_The records_
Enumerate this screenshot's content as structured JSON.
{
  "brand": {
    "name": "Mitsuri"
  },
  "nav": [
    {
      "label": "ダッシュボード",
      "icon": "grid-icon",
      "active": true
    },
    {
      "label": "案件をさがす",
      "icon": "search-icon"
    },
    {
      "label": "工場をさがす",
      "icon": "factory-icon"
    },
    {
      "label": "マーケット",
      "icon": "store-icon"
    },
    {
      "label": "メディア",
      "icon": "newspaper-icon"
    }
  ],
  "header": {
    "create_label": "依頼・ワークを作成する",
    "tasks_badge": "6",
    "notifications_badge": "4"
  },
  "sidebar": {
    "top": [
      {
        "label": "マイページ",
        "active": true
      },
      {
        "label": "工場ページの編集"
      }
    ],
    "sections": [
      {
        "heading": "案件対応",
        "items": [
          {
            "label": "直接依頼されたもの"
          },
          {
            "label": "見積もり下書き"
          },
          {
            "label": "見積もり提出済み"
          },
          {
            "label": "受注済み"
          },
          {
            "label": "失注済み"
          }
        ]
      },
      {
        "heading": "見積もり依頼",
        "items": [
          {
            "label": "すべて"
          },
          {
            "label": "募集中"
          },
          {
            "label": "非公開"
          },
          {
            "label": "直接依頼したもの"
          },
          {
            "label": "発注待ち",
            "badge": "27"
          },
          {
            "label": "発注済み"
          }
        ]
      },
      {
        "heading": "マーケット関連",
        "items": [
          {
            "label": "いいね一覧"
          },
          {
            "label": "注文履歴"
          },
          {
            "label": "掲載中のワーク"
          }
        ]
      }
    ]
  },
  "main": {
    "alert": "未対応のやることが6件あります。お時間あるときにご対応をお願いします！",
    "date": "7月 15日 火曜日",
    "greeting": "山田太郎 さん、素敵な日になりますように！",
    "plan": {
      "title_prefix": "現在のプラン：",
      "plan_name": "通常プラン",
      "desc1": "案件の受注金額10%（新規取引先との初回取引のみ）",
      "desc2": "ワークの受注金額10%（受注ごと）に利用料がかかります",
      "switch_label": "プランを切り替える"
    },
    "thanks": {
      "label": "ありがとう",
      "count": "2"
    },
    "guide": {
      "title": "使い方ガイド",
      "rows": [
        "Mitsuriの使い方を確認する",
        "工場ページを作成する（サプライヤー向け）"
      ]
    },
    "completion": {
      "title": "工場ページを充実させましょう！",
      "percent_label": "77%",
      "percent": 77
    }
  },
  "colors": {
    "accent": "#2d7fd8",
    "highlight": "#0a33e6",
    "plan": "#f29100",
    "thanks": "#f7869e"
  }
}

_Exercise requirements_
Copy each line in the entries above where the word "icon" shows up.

_Task solution_
      "icon": "grid-icon",
      "icon": "search-icon"
      "icon": "factory-icon"
      "icon": "store-icon"
      "icon": "newspaper-icon"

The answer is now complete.